▶ [YOUR OBJECTIVE] Go through the material below, find each line with the word "klaar", and copy those lines.

▶ [DATA FOR PROCESSING]
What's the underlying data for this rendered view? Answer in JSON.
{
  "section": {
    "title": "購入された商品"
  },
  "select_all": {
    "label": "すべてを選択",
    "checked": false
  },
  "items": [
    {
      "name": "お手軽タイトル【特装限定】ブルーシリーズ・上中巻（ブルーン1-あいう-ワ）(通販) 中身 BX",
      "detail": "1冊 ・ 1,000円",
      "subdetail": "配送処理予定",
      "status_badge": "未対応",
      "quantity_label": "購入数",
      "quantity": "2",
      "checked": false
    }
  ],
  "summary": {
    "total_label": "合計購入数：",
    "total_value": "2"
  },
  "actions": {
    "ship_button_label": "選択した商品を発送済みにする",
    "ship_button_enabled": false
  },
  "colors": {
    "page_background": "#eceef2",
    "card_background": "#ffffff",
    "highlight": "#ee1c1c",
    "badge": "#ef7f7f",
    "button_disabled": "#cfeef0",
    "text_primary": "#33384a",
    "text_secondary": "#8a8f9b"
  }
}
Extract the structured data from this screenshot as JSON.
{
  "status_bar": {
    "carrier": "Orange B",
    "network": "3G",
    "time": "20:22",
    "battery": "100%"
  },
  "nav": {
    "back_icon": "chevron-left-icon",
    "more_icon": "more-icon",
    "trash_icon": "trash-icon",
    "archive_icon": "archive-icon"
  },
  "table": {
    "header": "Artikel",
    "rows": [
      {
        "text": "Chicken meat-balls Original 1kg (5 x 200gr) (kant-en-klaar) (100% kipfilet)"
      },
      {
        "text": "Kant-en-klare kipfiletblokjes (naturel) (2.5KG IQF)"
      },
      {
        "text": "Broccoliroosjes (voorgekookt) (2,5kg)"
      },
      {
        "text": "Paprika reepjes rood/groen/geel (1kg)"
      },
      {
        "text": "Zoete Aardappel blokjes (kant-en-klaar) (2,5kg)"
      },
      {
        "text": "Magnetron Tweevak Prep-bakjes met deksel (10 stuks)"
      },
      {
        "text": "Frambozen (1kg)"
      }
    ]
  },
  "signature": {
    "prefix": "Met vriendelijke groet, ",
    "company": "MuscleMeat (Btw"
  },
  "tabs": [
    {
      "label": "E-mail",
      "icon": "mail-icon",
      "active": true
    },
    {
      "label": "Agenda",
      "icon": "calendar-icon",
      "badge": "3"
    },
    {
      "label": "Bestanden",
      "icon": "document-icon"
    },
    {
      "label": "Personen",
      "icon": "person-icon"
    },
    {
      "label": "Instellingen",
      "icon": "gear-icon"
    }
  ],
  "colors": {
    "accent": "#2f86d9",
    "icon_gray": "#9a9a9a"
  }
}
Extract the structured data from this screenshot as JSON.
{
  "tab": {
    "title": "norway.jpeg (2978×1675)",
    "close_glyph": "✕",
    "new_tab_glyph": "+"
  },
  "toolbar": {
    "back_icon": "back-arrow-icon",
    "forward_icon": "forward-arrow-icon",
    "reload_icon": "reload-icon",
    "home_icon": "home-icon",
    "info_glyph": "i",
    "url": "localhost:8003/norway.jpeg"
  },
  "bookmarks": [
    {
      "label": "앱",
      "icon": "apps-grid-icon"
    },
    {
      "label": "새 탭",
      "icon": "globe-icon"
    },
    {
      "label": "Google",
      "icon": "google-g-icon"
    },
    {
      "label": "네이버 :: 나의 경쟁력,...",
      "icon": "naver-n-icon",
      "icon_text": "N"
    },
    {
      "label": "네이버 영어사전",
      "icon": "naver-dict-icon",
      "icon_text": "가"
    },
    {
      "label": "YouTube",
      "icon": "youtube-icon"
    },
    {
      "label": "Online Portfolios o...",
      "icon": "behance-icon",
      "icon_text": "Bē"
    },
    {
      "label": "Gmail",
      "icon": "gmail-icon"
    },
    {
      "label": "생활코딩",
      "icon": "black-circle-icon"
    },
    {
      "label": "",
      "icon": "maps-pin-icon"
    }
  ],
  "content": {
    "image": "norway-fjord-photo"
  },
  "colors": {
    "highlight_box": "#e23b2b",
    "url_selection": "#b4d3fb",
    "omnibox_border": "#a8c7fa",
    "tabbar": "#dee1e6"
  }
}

▶ [RESPONSE BOX]
        "text": "Chicken meat-balls Original 1kg (5 x 200gr) (kant-en-klaar) (100% kipfilet)"
        "text": "Zoete Aardappel blokjes (kant-en-klaar) (2,5kg)"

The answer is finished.